Making Play Safe & Accessible

By Matthew M.F. Miller

Knitter said it is important to have access ramps into the playground and to design in a buffer area so exposed curbs and walls aren't located right next to a possible drop off that could be hazardous if a wheelchair were to veer off the path. Some of the innovative accessibility and safety elements they added to the Woodridge Park are:

  • Installing a ramp system from one entrance to the other so that a child in a wheelchair does not have to leave his/her chair to interact on the playground. This was achieved by explaining this goal to the playground manufacturer, who in turn worked with them to make their vision a reality. They also created at-grade (no curb) entrances so that those same users can access other portions of the playground (not on the ramp) as all able-bodied patrons do.
  • They incorporated high-contrast colors not only in the play equipment but also along routes for the children that are vision impaired.
  • Installing non-plastic slides that do not distort hearing aids.
  • Offering areas of the playground that are not wide open, but instead use repetitive patterns that can be relaxing for kids with cognitive impairments who may not always want to be with a large group of kids that are playing together.

"Children learn socialization skills at a playground," Knitter said. "Just by observing a busy playground, you can easily see how kids learn how to share and take turns, how to meet new friends, and ask questions about things that they may not see in their everyday life, giving them opportunities to learn diversity and understanding and accepting of all types of people."

Dave Williams agrees with Knitter. The Bloomington Parks & Recreation Department has made a commitment to provide safe and exciting play environments for all, which has been both costly and rewarding.

"We may offer higher play events then most and with that comes the responsibility to keep up with inspections and maintenance, especially surfacing," he said. "People should design to encourage group play and interaction." He encourages park owners to look at other site influences in the playground design, such as proximity to parking lots and vehicle traffic, and large trees with overhanging branches that provide shade but may create an overhead hazard.

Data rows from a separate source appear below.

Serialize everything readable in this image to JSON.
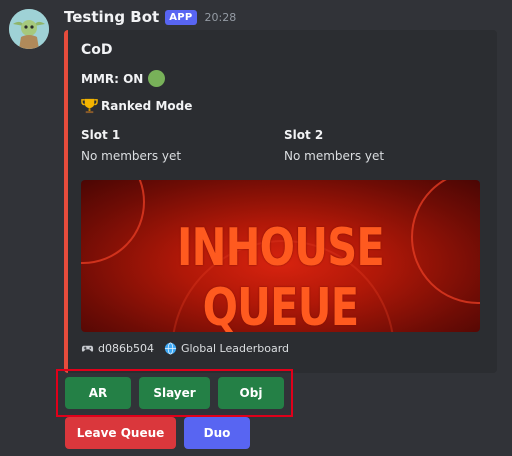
{
  "message": {
    "username": "Testing Bot",
    "badge": "APP",
    "timestamp": "20:28",
    "avatar_icon": "baby-yoda-avatar"
  },
  "embed": {
    "accent_color": "#e74c3c",
    "title": "CoD",
    "mmr_label": "MMR: ON",
    "mmr_status_icon": "green-circle-icon",
    "mode_icon": "trophy-icon",
    "mode_label": "Ranked Mode",
    "slots": [
      {
        "name": "Slot 1",
        "value": "No members yet"
      },
      {
        "name": "Slot 2",
        "value": "No members yet"
      }
    ],
    "banner_text": "INHOUSE QUEUE",
    "footer": {
      "id_icon": "gamepad-icon",
      "id_text": "d086b504",
      "link_icon": "globe-icon",
      "link_text": "Global Leaderboard"
    }
  },
  "buttons": {
    "row1": [
      {
        "label": "AR",
        "color": "#248046"
      },
      {
        "label": "Slayer",
        "color": "#248046"
      },
      {
        "label": "Obj",
        "color": "#248046"
      }
    ],
    "row2": [
      {
        "label": "Leave Queue",
        "color": "#da373c"
      },
      {
        "label": "Duo",
        "color": "#5865f2"
      }
    ]
  }
}
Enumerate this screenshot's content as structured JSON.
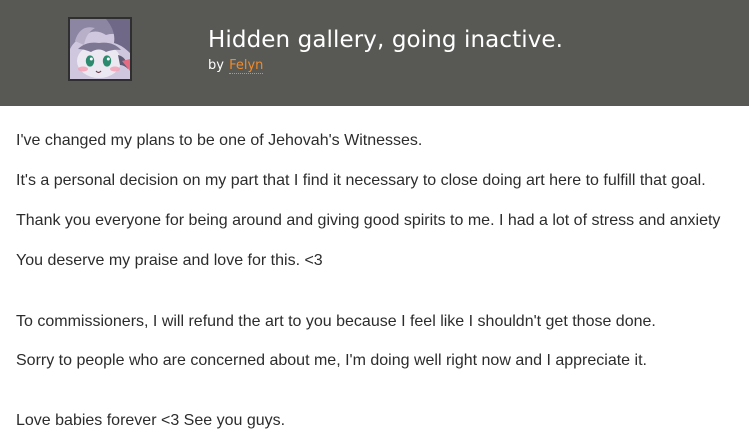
{
  "post": {
    "title": "Hidden gallery, going inactive.",
    "by_label": "by",
    "author": "Felyn"
  },
  "body": {
    "line1": "I've changed my plans to be one of Jehovah's Witnesses.",
    "line2": "It's a personal decision on my part that I find it necessary to close doing art here to fulfill that goal.",
    "line3": "Thank you everyone for being around and giving good spirits to me. I had a lot of stress and anxiety",
    "line4": "You deserve my praise and love for this. <3",
    "line5": "To commissioners, I will refund the art to you because I feel like I shouldn't get those done.",
    "line6": "Sorry to people who are concerned about me, I'm doing well right now and I appreciate it.",
    "line7": "Love babies forever <3 See you guys."
  },
  "colors": {
    "header_bg": "#585955",
    "author_link": "#f08a2a",
    "body_text": "#2c2c2c"
  }
}
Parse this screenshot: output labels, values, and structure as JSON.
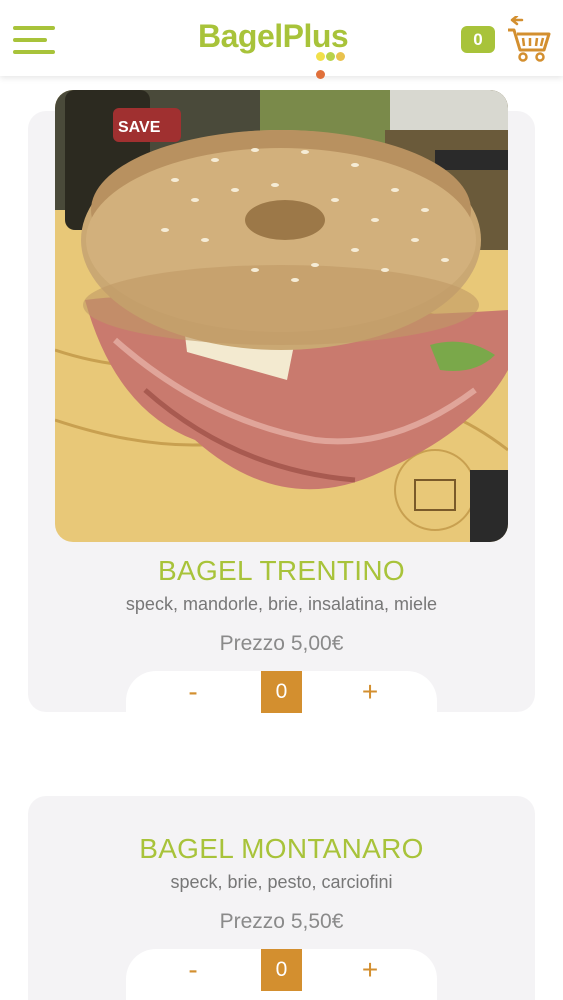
{
  "header": {
    "logo_text": "BagelPlus",
    "cart_count": "0",
    "menu_icon": "hamburger-menu-icon",
    "cart_icon": "shopping-cart-icon"
  },
  "colors": {
    "brand_green": "#a8c33a",
    "accent_orange": "#d38f2f",
    "card_bg": "#f4f3f5"
  },
  "products": [
    {
      "name": "BAGEL TRENTINO",
      "ingredients": "speck, mandorle, brie, insalatina, miele",
      "price": "Prezzo 5,00€",
      "quantity": "0",
      "minus_label": "-",
      "plus_label": "+"
    },
    {
      "name": "BAGEL MONTANARO",
      "ingredients": "speck, brie, pesto, carciofini",
      "price": "Prezzo 5,50€",
      "quantity": "0",
      "minus_label": "-",
      "plus_label": "+"
    }
  ]
}
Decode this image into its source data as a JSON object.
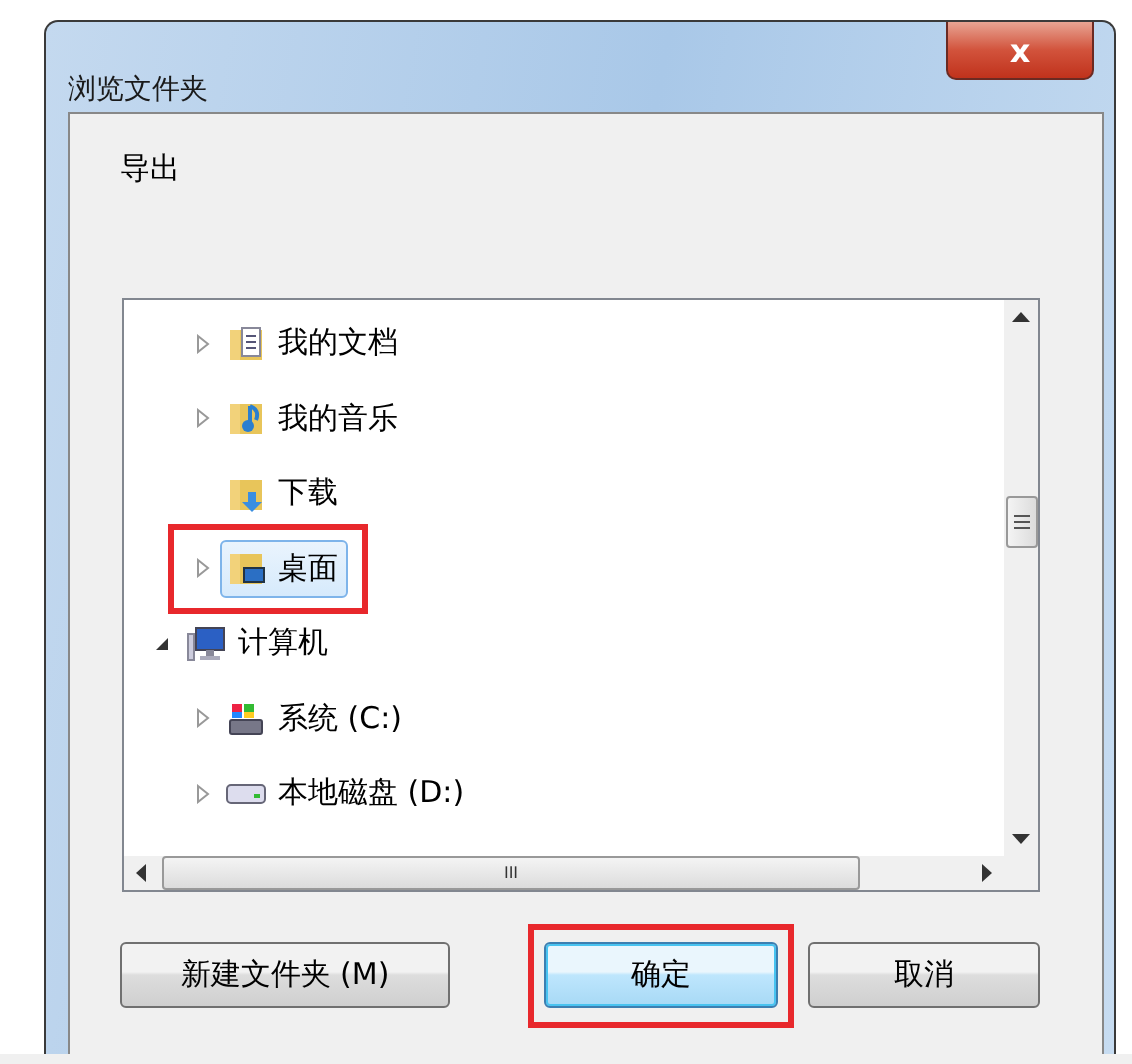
{
  "window": {
    "title": "浏览文件夹",
    "close_symbol": "x"
  },
  "description": "导出",
  "tree": {
    "items": [
      {
        "kind": "offscreen",
        "children": [
          {
            "kind": "documents",
            "label": "我的文档",
            "has_children": true,
            "expanded": false,
            "selected": false,
            "highlighted": false
          },
          {
            "kind": "music",
            "label": "我的音乐",
            "has_children": true,
            "expanded": false,
            "selected": false,
            "highlighted": false
          },
          {
            "kind": "downloads",
            "label": "下载",
            "has_children": false,
            "selected": false,
            "highlighted": false
          },
          {
            "kind": "desktop",
            "label": "桌面",
            "has_children": true,
            "expanded": false,
            "selected": true,
            "highlighted": true
          }
        ]
      },
      {
        "kind": "computer",
        "label": "计算机",
        "has_children": true,
        "expanded": true,
        "selected": false,
        "highlighted": false,
        "children": [
          {
            "kind": "system",
            "label": "系统 (C:)",
            "has_children": true,
            "expanded": false,
            "selected": false,
            "highlighted": false
          },
          {
            "kind": "drive",
            "label": "本地磁盘 (D:)",
            "has_children": true,
            "expanded": false,
            "selected": false,
            "highlighted": false
          }
        ]
      }
    ],
    "hscroll_thumb": "III"
  },
  "buttons": [
    {
      "label": "新建文件夹 (M)",
      "default": false,
      "highlighted": false
    },
    {
      "label": "确定",
      "default": true,
      "highlighted": true
    },
    {
      "label": "取消",
      "default": false,
      "highlighted": false
    }
  ]
}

"Look at the entire site, not just the space required for the playground layout. What are the nearby recreational uses? A baseball field creates a risk with foul or thrown balls coming into the play area, a basketball court where the language and behavior gets a bit aggressive doesn't mix well with a children's playground environment."

Knitter believes that a park's design can foster health benefits, an important bonus in light of the U.S. childhood obesity epidemic, but the design has to be intuitive, inviting and a place that allows kids and families to interact.

"Playgrounds are very essential to reducing childhood obesity," she said. "By designing playgrounds to have multiple routes within them, kids will find new ways to play on the same equipment each time they come to the park. This is important in keeping their interest in coming back to play and move with other kids outside, which is a critical part of reducing childhood obesity.

Williams agreed that if the child and parent find the playground environment you've created difficult to use or lacking excitement, or they find their friends don't go there for the same reasons—it's an opportunity lost.

"I would stress the need to create a complete play environment where both adult and child can participate," he said. "Provide the amenities, such as adult and children's sized picnic tables under shade trees where the family can eat their lunch on-site and resume play instead of playing for 15 minutes before heading to McDonald's."